Sara and Norman chose Efrat because it has long been home to her brother, David Unterberg, and also because it is populated predominantly by English-speakers, especially Americans.
Some Israelis, on the other hand, would never live in “the territories” out of principle.
But Norman and Sara felt that as Jews, they had the right to live anywhere in Eretz Yisrael including Judea and Samaria.
The retired couple was aware that the settlement was on “disputed” territory they disagree with the Palestinian view of it being “Israel-occupied” but didn’t consider it dangerous when they arrived, say the Blausteins.
If they had, says Sharyn Blaustein, they would probably have reconsidered, because Atara, now 14, was with them.
Norman and Sara were renowned for their hospitality, say family and friends.
Jerome Blaustein says their generosity extended to their volunteer activities though some of those activities would be considered provocative by some Jews.
For years, the Blausteins worked for American Friends of Ateret Cohanim, which wants to maintain a yeshiva in the Arab quarter of Jerusalem.
They were also heavily involved with the Jerusalem Reclamation Project, which purchases property from Arabs in the Old City.
Sara and Norman were honored last year for their longtime service to the project.
Their volunteerism continued in the Holy Land.

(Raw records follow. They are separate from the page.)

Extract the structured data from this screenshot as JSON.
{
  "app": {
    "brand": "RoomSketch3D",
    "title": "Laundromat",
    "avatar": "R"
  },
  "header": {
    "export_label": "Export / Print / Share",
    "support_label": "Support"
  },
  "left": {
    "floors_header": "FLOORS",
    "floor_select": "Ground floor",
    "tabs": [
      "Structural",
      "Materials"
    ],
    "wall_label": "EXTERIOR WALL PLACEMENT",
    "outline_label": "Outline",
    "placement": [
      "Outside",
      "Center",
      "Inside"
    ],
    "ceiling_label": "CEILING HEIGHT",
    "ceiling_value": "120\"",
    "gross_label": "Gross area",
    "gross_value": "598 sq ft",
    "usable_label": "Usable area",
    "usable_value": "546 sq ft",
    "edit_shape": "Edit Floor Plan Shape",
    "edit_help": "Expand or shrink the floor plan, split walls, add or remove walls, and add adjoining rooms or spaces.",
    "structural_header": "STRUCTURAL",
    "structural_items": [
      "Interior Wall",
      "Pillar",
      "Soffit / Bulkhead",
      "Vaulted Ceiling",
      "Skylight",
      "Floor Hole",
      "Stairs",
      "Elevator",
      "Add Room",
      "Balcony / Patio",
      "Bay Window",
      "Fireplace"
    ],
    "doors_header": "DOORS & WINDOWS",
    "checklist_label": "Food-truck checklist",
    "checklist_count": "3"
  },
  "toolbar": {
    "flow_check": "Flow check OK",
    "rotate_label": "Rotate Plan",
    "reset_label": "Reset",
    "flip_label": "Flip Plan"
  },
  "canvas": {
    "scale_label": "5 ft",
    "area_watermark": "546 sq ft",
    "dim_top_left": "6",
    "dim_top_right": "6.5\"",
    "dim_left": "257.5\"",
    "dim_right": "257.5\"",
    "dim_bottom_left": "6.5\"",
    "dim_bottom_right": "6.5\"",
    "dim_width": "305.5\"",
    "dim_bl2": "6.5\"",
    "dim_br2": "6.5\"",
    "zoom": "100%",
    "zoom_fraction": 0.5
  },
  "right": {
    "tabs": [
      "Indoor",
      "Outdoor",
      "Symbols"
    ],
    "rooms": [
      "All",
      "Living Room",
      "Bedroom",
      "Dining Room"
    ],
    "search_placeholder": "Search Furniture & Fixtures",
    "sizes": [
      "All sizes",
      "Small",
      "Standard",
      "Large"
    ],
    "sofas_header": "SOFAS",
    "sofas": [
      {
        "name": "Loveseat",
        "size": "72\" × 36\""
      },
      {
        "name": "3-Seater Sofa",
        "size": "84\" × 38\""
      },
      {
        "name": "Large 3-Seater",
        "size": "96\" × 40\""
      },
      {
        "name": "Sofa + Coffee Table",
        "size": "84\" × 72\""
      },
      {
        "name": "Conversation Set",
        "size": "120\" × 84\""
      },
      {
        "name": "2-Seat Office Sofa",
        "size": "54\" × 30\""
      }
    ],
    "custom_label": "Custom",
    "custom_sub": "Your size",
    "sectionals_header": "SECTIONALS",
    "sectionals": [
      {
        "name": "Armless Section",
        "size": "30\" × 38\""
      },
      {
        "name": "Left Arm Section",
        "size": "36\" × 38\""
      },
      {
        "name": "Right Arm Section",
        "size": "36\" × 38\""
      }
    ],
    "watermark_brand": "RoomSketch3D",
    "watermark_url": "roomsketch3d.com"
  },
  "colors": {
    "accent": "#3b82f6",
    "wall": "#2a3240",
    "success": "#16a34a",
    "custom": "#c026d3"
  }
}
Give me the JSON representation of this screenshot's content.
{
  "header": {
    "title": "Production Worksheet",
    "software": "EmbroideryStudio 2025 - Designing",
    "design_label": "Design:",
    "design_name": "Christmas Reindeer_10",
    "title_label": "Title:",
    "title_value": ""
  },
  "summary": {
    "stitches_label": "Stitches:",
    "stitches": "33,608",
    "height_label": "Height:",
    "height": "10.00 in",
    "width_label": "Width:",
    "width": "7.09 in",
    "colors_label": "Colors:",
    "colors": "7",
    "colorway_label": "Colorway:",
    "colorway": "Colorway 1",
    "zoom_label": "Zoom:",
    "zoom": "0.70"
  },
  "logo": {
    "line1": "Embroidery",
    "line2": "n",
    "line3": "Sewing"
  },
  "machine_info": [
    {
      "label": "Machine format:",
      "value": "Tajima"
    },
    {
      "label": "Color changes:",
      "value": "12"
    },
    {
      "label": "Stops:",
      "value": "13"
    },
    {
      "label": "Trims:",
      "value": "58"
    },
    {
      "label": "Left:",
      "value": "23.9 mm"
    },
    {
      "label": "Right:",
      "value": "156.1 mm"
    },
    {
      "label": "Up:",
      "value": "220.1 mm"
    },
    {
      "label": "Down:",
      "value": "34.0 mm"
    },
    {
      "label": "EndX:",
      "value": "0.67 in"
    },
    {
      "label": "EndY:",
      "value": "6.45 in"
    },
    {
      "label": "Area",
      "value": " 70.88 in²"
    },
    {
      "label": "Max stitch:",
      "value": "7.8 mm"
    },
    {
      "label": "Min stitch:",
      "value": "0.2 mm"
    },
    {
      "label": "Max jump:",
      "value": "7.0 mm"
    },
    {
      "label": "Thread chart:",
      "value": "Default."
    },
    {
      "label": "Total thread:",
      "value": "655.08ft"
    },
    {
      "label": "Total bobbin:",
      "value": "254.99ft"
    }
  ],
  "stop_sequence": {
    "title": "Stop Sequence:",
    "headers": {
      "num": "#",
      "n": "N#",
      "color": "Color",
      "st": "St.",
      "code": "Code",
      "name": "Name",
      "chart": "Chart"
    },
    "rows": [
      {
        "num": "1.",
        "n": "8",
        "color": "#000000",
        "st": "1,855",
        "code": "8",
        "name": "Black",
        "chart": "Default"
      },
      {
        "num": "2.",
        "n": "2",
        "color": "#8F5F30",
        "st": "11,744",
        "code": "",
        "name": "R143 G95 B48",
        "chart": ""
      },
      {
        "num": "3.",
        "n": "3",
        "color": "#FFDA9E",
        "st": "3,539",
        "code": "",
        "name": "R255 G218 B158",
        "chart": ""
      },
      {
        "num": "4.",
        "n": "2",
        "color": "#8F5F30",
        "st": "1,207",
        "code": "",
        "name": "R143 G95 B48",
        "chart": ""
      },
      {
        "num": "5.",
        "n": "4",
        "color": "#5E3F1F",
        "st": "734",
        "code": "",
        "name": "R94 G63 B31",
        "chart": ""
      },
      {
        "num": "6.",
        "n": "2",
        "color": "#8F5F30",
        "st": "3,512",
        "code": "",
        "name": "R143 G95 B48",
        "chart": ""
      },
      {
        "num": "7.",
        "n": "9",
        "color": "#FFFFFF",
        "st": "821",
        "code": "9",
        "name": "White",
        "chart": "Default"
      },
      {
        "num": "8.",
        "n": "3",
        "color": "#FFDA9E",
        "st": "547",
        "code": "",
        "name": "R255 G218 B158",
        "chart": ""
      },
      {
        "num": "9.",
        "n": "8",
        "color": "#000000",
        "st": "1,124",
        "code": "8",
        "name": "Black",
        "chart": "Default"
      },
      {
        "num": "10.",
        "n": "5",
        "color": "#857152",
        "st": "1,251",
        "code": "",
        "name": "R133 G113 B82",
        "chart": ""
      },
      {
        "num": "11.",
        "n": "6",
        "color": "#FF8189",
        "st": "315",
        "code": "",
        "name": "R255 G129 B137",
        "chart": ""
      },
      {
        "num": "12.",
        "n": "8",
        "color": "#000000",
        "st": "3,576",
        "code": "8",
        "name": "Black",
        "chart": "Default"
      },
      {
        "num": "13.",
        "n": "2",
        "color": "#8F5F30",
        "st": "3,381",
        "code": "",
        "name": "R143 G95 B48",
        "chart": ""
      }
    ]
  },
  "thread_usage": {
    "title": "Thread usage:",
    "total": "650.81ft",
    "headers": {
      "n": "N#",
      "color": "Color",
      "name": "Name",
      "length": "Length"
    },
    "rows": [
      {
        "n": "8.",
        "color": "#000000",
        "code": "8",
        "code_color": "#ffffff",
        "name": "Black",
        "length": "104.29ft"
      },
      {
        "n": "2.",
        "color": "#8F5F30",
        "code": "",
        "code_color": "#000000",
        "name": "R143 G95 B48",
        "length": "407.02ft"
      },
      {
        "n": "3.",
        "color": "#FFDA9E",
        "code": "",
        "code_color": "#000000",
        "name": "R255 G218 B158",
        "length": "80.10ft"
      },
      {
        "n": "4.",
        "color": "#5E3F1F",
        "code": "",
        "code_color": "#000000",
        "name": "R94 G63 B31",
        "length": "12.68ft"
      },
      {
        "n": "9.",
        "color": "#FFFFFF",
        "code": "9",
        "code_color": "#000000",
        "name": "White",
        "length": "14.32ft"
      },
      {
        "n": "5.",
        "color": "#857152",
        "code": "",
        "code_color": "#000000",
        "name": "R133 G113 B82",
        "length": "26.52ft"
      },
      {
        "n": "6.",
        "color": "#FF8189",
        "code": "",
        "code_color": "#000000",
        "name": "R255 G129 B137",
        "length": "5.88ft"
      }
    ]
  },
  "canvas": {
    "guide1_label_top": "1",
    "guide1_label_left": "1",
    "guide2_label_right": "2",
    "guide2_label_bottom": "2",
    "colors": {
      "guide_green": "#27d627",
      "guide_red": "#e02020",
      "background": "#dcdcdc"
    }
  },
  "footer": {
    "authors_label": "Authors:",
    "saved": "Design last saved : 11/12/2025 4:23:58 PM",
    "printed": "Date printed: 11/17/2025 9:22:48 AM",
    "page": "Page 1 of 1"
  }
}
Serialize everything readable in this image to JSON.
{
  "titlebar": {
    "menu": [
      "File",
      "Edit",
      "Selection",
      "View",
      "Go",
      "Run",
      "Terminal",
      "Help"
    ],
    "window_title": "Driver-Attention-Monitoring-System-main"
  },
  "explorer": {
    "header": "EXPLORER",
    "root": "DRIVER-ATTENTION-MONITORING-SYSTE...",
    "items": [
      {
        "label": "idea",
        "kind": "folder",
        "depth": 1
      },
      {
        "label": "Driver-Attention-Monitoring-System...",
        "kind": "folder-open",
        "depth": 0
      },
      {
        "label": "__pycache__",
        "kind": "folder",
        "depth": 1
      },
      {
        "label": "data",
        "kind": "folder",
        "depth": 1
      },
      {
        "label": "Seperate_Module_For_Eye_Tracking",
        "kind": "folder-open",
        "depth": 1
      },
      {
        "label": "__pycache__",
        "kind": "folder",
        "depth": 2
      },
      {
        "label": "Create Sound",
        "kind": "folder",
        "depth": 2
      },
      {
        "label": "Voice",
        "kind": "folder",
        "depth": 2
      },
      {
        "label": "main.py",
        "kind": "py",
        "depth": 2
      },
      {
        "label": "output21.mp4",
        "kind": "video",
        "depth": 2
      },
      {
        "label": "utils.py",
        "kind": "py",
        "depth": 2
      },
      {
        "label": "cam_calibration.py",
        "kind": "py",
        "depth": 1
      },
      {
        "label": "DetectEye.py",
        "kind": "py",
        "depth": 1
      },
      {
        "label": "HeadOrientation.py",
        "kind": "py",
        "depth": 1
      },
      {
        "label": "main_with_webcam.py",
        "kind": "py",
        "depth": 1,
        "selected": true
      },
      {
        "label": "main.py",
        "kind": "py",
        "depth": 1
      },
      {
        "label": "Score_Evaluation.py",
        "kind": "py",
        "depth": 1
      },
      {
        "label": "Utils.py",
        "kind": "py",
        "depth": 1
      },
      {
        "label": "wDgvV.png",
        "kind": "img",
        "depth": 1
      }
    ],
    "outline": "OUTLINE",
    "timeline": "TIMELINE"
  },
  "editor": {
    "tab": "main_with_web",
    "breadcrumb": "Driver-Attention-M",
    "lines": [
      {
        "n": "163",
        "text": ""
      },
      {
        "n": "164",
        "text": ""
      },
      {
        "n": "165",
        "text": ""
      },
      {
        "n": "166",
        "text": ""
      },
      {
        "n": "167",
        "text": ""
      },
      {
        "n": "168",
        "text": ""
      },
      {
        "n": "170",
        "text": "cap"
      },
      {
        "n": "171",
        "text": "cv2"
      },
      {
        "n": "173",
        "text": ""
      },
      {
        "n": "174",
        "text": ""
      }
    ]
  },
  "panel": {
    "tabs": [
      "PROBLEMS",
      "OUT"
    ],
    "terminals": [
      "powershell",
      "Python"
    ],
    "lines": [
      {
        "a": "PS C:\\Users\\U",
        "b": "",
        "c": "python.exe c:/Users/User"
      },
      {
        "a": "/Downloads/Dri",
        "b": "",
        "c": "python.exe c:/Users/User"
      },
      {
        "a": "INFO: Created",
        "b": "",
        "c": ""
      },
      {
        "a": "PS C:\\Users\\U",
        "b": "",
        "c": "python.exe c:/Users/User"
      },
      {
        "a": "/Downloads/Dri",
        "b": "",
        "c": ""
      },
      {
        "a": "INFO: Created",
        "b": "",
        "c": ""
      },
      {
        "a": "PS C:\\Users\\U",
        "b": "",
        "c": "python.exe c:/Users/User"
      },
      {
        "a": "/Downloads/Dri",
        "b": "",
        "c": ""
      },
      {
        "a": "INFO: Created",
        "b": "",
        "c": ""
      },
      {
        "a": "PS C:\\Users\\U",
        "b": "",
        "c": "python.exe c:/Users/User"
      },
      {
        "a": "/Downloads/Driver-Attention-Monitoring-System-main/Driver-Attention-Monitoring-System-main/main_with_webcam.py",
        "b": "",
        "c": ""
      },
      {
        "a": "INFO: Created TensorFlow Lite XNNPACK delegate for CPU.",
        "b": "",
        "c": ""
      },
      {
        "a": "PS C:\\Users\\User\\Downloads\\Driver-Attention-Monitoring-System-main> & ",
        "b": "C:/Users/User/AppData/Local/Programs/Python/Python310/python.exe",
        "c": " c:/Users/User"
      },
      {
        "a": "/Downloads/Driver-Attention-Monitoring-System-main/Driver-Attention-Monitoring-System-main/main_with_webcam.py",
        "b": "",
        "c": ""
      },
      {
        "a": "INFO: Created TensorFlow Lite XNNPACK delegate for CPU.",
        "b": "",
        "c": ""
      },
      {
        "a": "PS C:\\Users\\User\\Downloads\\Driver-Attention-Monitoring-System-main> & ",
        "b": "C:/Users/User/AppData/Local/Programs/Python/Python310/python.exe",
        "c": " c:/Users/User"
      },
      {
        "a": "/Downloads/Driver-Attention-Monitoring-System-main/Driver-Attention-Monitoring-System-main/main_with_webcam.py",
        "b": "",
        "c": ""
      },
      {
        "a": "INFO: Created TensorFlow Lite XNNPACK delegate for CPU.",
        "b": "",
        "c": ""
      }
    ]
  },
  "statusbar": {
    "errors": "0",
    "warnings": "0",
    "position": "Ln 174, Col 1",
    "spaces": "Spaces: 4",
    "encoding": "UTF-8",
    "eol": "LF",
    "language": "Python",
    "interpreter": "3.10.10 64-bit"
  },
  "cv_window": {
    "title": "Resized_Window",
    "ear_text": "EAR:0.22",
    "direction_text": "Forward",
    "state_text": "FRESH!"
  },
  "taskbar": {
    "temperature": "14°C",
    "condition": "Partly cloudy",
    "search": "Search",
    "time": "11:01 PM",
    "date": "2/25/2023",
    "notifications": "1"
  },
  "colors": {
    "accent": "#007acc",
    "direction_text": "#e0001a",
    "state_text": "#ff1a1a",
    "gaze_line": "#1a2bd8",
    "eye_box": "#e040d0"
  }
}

Each Tuesday, Sara and a fellow Efrat resident took their turns at a daily vigil at Rachel’s Tomb in Palestinian-controlled Bethlehem site of numerous gun battles between Israeli soldiers and Palestinian gunmen since the violence began last fall.
The women brought candy to the Israeli soldiers guarding the tomb, “to let them know they were appreciated,” says Sharyn.
Of great pride to the Blausteins was a new, handwritten Torah they had pledged to their Efrat congregation, a time-consuming, costly endeavor upward of $20,000, says Jerome.
The Torah’s dedication was to be a seminal event in their lives, and Norman had asked Jerome and his family fly out to be a part of it.
“Now, unfortunately, the Torah will be in Sara’s honor,” says Jerome.
Life in Israel fueled Sara’s appetite for learning, primarily Torah and biblical studies.
“She was not just a congregant, but a student,” says her rabbi from Lawrence, Rabbi Kenneth Hain of Congregation Beth Sholom.
“She was a person with a remarkably inquisitive mind and with very strong views on a whole host of issues, particularly relating to Israel.
“It wasn’t a casual rabbi-congregant connection, which makes it all the more devastating a loss for the congregation, and for me.”
Sara’s last day began as any other during her short life in Efrat, according to the Blausteins.
She began by praying with fellow congregants, then delivered a progress report on the Torah. She then headed out to serve her shift at Rachel’s Tomb.
She returned to Efrat to accompany Norman to the Western Wall.
Norman was to fly to New York that night, as he does every few weeks to check in on the computer business he still owns; he had adopted a ritual of praying at Judaism’s holiest site prior to each trip away from Israel “a keepsake to keep in the back of his mind,” says his brother.
The couple was on the road when, at roughly 3 p.m., a car reportedly carrying Palestinians passed the Blausteins on their left.
The attackers strafed the side of the vehicle with the fatal gunfire.
Sara was buried May 30 in Israel; a memorial service in Lawrence is tentatively scheduled for June 27.
During the May 29 attack, one bullet grazed Norman’s left cheek, fracturing his cheekbone, breaking his nose and eye socket, and shattering his glasses.
He lost his hearing and vision a temporary condition, according to his doctors. Sight has since returned to one eye.
His emotional recovery is also coming along.
“He’s finally able to recount the story without breaking down,” says Jerome.
Jerome says Norman will have no regrets about having moved with Sara to “disputed” territory.
“He says she died with a smile on her face, like it was frozen in time.”
Jerome also says it is his hunch that, if anything, his brother “may now be on more of a mission, more determined than ever to maintain their dream of living in the Holy Land.”